Finalize a college list? Check. Complete campus tours? Check. Begin college admission applications? Check.
With senior year in full swing, many high school students are busy juggling their classes and college admissions requirements. It’s one of the most stressful times in their young lives. Many of them are taking challenging coursework to better prepare them for college, actively engaging in extracurricular activities for their student resumes, and trying to manage the long list of application deadlines. The to-do list goes on and on, and many students feel like they can’t check requirements off fast enough. It quickly becomes overwhelming.
To help during this stressful time, I thought I would provide a “Don’t-Do” list. It’s a short run-down of the things students don’t need to worry about.
First, don’t sweat the small stuff. It’s trite but true. Students get so caught up in trying to earn the top grade, being the best player on the field, and being elected to a top position in their clubs that they aren’t cherishing this very special time in their lives. True, it’s important to demonstrate work ethic and dedication when applying to college, but it’s easy to go overboard. Try to relax, and don’t take yourself too seriously.

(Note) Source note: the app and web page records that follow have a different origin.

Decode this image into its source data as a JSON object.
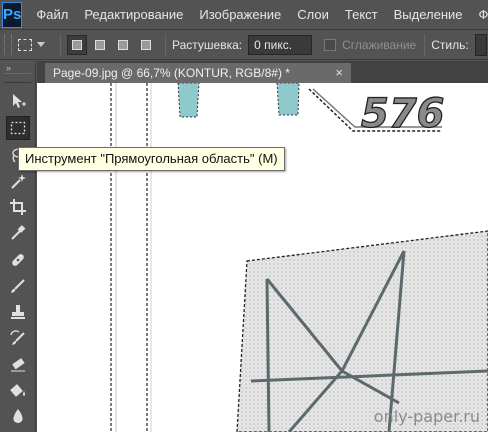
{
  "app": {
    "logo_text": "Ps",
    "accent": "#3fa7ff"
  },
  "menu": {
    "items": [
      "Файл",
      "Редактирование",
      "Изображение",
      "Слои",
      "Текст",
      "Выделение",
      "Фил"
    ]
  },
  "options_bar": {
    "feather_label": "Растушевка:",
    "feather_value": "0 пикс.",
    "antialias_label": "Сглаживание",
    "style_label": "Стиль:"
  },
  "toolbar": {
    "collapse_glyph": "»",
    "tools": [
      "move-tool",
      "marquee-tool",
      "lasso-tool",
      "magic-wand-tool",
      "crop-tool",
      "eyedropper-tool",
      "healing-brush-tool",
      "brush-tool",
      "clone-stamp-tool",
      "history-brush-tool",
      "eraser-tool",
      "paint-bucket-tool",
      "blur-tool"
    ],
    "active_tool": "marquee-tool"
  },
  "document_tab": {
    "title": "Page-09.jpg @ 66,7% (KONTUR, RGB/8#) *",
    "close_glyph": "×"
  },
  "tooltip": {
    "text": "Инструмент \"Прямоугольная область\" (M)"
  },
  "canvas": {
    "page_number": "576",
    "watermark": "only-paper.ru"
  }
}
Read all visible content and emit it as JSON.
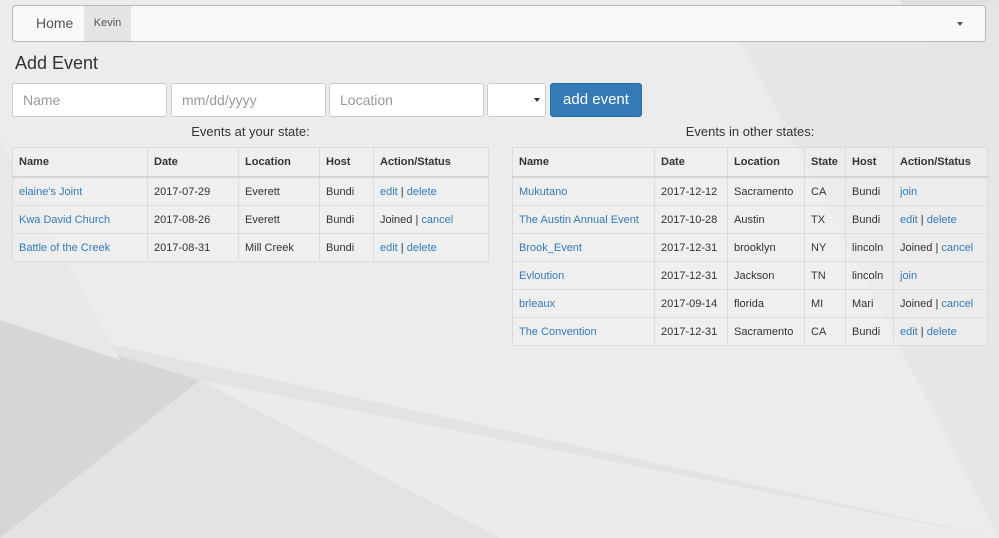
{
  "nav": {
    "home": "Home",
    "user": "Kevin"
  },
  "page_title": "Add Event",
  "form": {
    "name_placeholder": "Name",
    "date_placeholder": "mm/dd/yyyy",
    "location_placeholder": "Location",
    "state_value": "",
    "submit_label": "add event"
  },
  "local": {
    "caption": "Events at your state:",
    "headers": [
      "Name",
      "Date",
      "Location",
      "Host",
      "Action/Status"
    ],
    "rows": [
      {
        "name": "elaine's Joint",
        "date": "2017-07-29",
        "location": "Everett",
        "host": "Bundi",
        "status": "",
        "actions": [
          "edit",
          "delete"
        ]
      },
      {
        "name": "Kwa David Church",
        "date": "2017-08-26",
        "location": "Everett",
        "host": "Bundi",
        "status": "Joined",
        "actions": [
          "cancel"
        ]
      },
      {
        "name": "Battle of the Creek",
        "date": "2017-08-31",
        "location": "Mill Creek",
        "host": "Bundi",
        "status": "",
        "actions": [
          "edit",
          "delete"
        ]
      }
    ]
  },
  "other": {
    "caption": "Events in other states:",
    "headers": [
      "Name",
      "Date",
      "Location",
      "State",
      "Host",
      "Action/Status"
    ],
    "rows": [
      {
        "name": "Mukutano",
        "date": "2017-12-12",
        "location": "Sacramento",
        "state": "CA",
        "host": "Bundi",
        "status": "",
        "actions": [
          "join"
        ]
      },
      {
        "name": "The Austin Annual Event",
        "date": "2017-10-28",
        "location": "Austin",
        "state": "TX",
        "host": "Bundi",
        "status": "",
        "actions": [
          "edit",
          "delete"
        ]
      },
      {
        "name": "Brook_Event",
        "date": "2017-12-31",
        "location": "brooklyn",
        "state": "NY",
        "host": "lincoln",
        "status": "Joined",
        "actions": [
          "cancel"
        ]
      },
      {
        "name": "Evloution",
        "date": "2017-12-31",
        "location": "Jackson",
        "state": "TN",
        "host": "lincoln",
        "status": "",
        "actions": [
          "join"
        ]
      },
      {
        "name": "brleaux",
        "date": "2017-09-14",
        "location": "florida",
        "state": "MI",
        "host": "Mari",
        "status": "Joined",
        "actions": [
          "cancel"
        ]
      },
      {
        "name": "The Convention",
        "date": "2017-12-31",
        "location": "Sacramento",
        "state": "CA",
        "host": "Bundi",
        "status": "",
        "actions": [
          "edit",
          "delete"
        ]
      }
    ]
  },
  "colors": {
    "link": "#337ab7",
    "button": "#337ab7",
    "background": "#ececec"
  }
}
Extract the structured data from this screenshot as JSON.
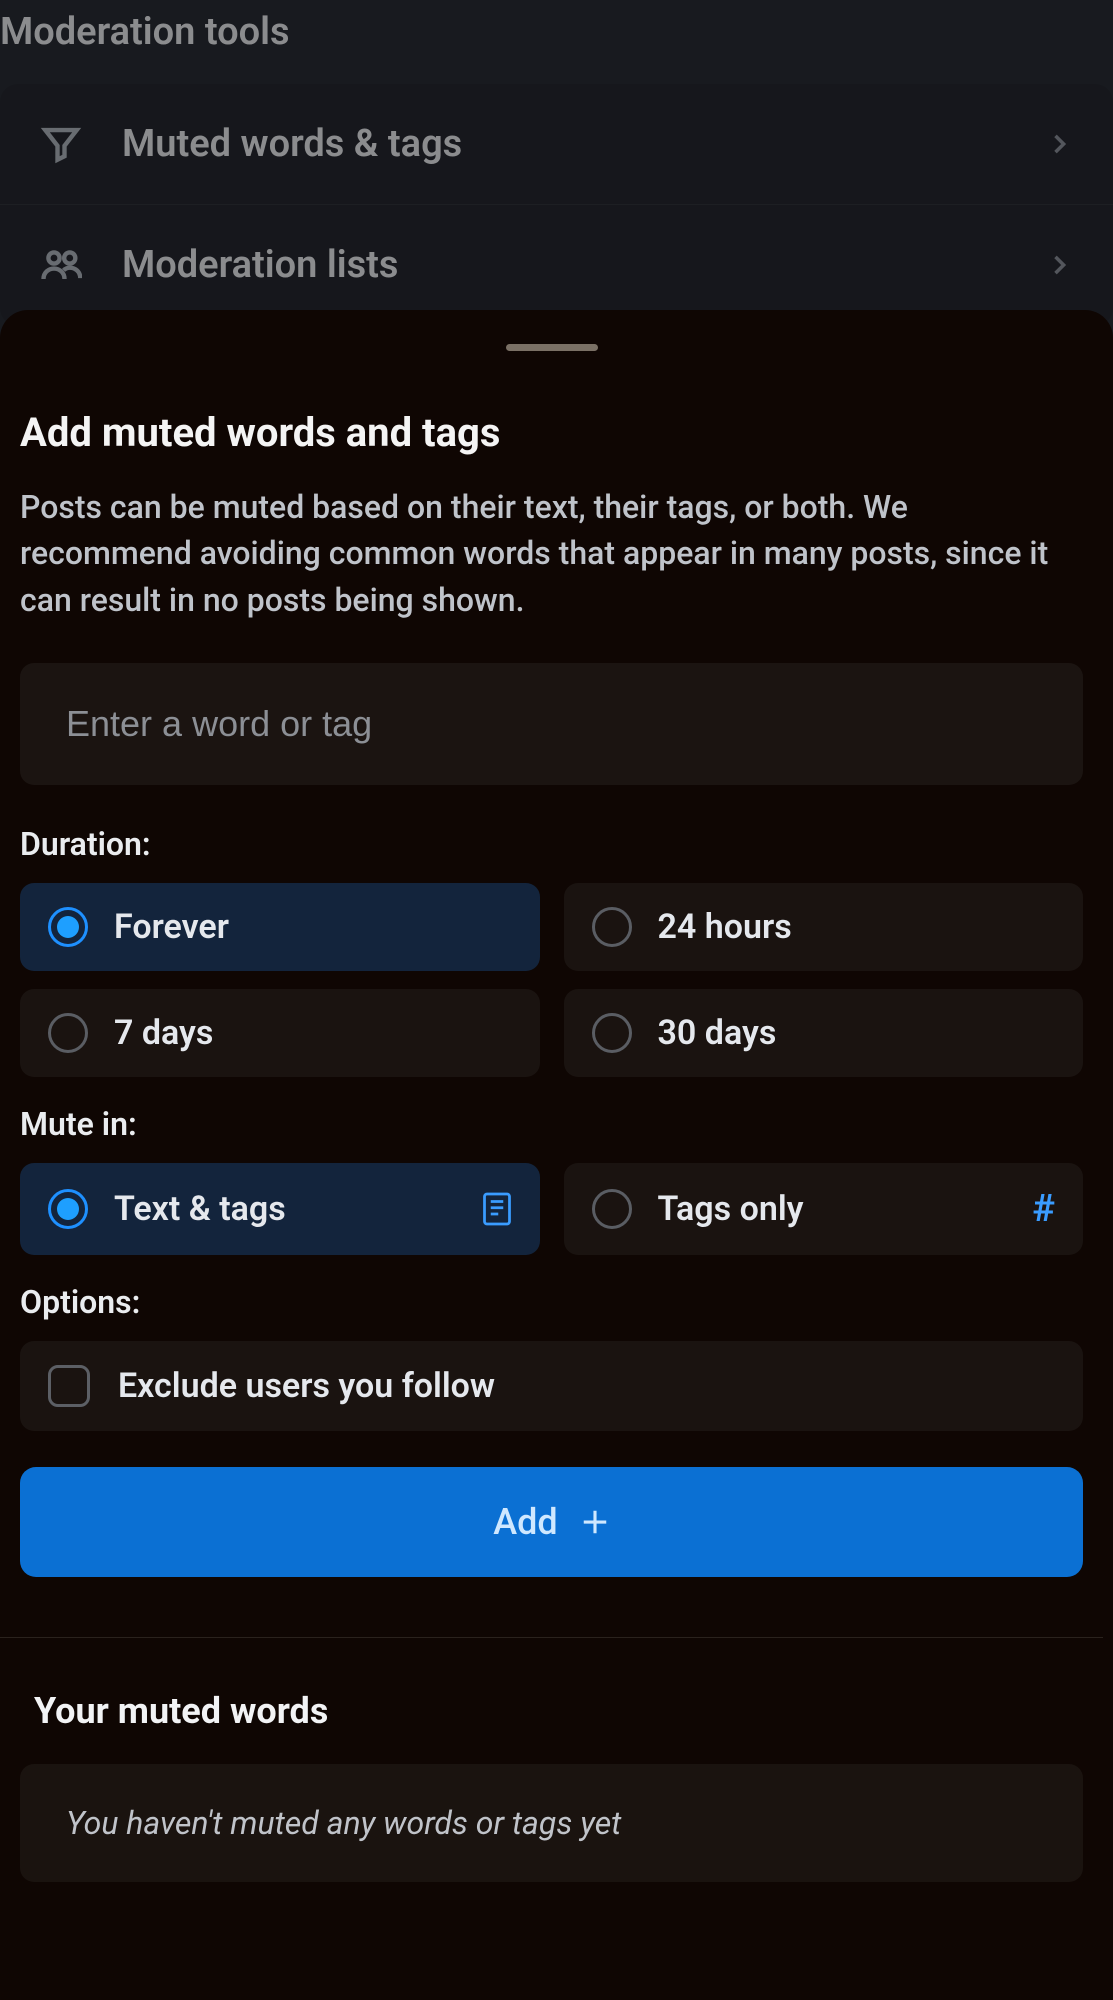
{
  "background": {
    "title": "Moderation tools",
    "rows": [
      {
        "label": "Muted words & tags"
      },
      {
        "label": "Moderation lists"
      }
    ]
  },
  "sheet": {
    "title": "Add muted words and tags",
    "description": "Posts can be muted based on their text, their tags, or both. We recommend avoiding common words that appear in many posts, since it can result in no posts being shown.",
    "input_placeholder": "Enter a word or tag",
    "duration_label": "Duration:",
    "durations": [
      {
        "label": "Forever",
        "selected": true
      },
      {
        "label": "24 hours",
        "selected": false
      },
      {
        "label": "7 days",
        "selected": false
      },
      {
        "label": "30 days",
        "selected": false
      }
    ],
    "mute_in_label": "Mute in:",
    "mute_in": [
      {
        "label": "Text & tags",
        "selected": true,
        "icon": "page"
      },
      {
        "label": "Tags only",
        "selected": false,
        "icon": "hash"
      }
    ],
    "options_label": "Options:",
    "exclude_label": "Exclude users you follow",
    "exclude_checked": false,
    "add_label": "Add",
    "muted_section_title": "Your muted words",
    "empty_text": "You haven't muted any words or tags yet"
  }
}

Enjoy high school because the real world is quickly approaching.
Speaking of grades, teams and clubs… that brings me to my second “don’t-do.” Don’t fluff up your student resumes with a thousand extracurricular activities, many of which you minimally participated in or don’t care about. You’re not fooling anyone. College admissions officers know you’re exaggerating because no one can be actively, passionately involved in that many things. So list the ones that you’re most proud of; the ones you held leadership roles in or were very involved with; the ones that best represent who you are.
And speaking of those admission officers, here’s my third “don’t do: Don’t bombard them with calls and emails. Often times, that “urgent” question you have isn’t really that urgent, and if you took some time to really think about it, or research it, before picking up the phone, you could probably come up with the answer yourself. Also, there’s a reason that the FAQ section exists on colleges’ websites. Always check that first before potentially setting yourself apart from other applicants in a not-so-flattering way.
Finally, the last two “don’t-do’s” are actually “to-do’s”. (I just couldn’t help myself. I love a good to-do list): Don’t forget to proof-read your applications and don’t wait until the last minute to start on essays. With those applications, it’s easy to get into a rhythm, since you’re filling out so many, but it’s also easy to make mistakes. You want that application to be the best representation of who you are…so always proof-read.
As for the essays, they’re a great way to show the “real” you. They are your chance to set yourself apart from other applicants… in a good way. So make sure you allow yourself plenty of time to brainstorm ideas, write several drafts, and of course, proof-read. Essays always take students longer than they thought they would. So consider yourself warned. Also, it could be argued that this part of the application is one of the most important, so give it the attention it deserves.
Still feeling overwhelmed (especially since I just gave you two extra to-do’s)? Don’t stress. Landmark 12 Consulting can help with everything listed above. We’ll even manage your to-do (and your don’t-do) list. That way, you’ll be able to breathe a sigh of relief.
Hey, it’s trite but true.